"So…" imagine me saying. "No looks like this, huh?"
It looks kind of a lot like Yes.
Like the simple Yes of
that gave us time yesterday morning
to practice music, and for my girl and I to do fun maths on the computer, and for me to sit with my son as he completed a chapter in his maths book, and for my son to do some work on his Space Journal (which he has decided he wants to finish) and for my girl to write a story.
And time after lunch
to ride our bikes along the track by the beach, with homeschooling friends, to the park where homeschool group was meeting. It was so sunny and so fine, with the wind in our hair, the path whizzing underneath our wheels. (And have I ever mentioned that exercise, for me, stops depression in its tracks? It's better than any other treatment I've ever experienced. It's my life-line.)
And time for a popcorn top-up, to get a girl through piano lessons,
and to keep the kids going at art class. Where the kids created portraits out of different materials—foam, fabric and string. They learned about print-making, and in the coming weeks will use their portraits to make prints.

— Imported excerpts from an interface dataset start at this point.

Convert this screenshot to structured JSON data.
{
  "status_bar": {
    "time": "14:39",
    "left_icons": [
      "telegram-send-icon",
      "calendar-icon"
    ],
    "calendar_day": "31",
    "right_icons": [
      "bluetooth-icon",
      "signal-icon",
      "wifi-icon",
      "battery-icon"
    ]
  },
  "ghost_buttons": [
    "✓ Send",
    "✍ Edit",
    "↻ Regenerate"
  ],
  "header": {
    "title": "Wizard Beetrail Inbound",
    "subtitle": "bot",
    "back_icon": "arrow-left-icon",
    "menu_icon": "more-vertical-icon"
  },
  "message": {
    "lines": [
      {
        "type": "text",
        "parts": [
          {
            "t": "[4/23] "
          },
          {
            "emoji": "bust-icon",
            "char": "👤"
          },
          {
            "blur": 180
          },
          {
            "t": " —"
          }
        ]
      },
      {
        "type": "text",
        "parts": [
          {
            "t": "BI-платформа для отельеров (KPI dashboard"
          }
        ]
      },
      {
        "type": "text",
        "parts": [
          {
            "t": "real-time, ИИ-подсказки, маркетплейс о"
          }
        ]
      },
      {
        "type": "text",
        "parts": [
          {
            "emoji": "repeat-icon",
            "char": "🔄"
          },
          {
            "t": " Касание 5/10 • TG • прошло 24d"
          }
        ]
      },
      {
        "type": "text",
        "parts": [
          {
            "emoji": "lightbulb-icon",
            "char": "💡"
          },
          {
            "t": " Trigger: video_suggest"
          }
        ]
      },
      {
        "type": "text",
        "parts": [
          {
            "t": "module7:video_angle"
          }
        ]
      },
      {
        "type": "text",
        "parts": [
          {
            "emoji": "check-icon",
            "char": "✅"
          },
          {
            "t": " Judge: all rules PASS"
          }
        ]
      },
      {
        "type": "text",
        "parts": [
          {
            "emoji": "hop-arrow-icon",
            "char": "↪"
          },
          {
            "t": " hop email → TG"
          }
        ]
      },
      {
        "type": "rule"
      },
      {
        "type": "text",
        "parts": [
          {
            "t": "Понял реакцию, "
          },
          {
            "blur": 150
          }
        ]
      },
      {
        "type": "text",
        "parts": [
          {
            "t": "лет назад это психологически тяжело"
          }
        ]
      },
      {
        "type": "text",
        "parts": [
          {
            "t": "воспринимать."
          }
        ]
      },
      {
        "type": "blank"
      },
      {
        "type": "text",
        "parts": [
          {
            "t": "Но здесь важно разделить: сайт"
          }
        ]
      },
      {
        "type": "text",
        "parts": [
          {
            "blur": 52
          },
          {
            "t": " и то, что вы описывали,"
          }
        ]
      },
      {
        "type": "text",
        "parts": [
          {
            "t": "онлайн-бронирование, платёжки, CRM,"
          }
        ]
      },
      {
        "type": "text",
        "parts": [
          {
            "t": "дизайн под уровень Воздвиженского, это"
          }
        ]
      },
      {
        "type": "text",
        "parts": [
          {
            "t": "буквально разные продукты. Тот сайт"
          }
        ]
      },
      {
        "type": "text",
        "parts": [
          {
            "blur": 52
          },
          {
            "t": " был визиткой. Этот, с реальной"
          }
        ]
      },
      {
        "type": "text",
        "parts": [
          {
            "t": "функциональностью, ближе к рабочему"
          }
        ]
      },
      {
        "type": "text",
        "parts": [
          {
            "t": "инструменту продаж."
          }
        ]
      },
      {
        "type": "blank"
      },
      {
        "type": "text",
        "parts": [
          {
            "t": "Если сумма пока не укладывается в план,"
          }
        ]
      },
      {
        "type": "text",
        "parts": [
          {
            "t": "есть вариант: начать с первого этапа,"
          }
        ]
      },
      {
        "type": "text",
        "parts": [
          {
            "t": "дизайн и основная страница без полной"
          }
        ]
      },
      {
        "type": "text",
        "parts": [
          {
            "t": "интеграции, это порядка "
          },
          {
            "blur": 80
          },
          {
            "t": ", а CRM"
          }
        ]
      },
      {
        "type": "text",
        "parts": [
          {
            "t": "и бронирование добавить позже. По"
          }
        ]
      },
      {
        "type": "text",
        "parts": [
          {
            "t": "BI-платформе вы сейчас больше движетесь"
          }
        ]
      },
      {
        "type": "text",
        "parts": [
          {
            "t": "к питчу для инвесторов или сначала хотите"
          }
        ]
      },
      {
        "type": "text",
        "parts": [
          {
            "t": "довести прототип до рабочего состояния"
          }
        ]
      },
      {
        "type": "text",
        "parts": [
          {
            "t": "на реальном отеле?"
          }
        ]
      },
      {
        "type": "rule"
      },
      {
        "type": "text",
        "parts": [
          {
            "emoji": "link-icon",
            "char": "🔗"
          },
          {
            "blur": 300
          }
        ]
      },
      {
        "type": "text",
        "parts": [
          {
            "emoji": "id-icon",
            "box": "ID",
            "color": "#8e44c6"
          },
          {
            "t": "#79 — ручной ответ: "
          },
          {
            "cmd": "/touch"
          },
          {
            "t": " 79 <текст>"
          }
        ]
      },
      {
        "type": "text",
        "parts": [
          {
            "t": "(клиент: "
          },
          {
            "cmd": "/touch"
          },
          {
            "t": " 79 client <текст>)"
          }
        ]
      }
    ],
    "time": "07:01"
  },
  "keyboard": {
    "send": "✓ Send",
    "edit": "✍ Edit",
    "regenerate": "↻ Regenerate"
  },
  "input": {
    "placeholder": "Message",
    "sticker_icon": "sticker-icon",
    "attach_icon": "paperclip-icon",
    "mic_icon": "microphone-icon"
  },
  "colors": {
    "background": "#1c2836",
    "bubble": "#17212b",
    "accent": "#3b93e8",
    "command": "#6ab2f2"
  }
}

Ah, they loved it.
And last night, as my boy began his Scouting adventure,
my girl and I sat at the dining table making clay animals.
We sat and made a dragon and a fox. It was so much fun. We talked; we laughed. We had peace and space and time—all the things we wanted.
My son came home from Scouts just full to the brim with happiness and contentment. They'd built scout chariots, and spent the night running around outside. He'd hung out with old friends and met new people too. He was so pleased, so excited about the coming term events (Camping! Something wild called a Wide Game! More knot tying! Swimming! Catamaran Night Sailing! Wow.)
And it all felt so good.
I felt hopeful.
And the good I'd been feeling on our new Vegan path
joined with the good of Claiming Space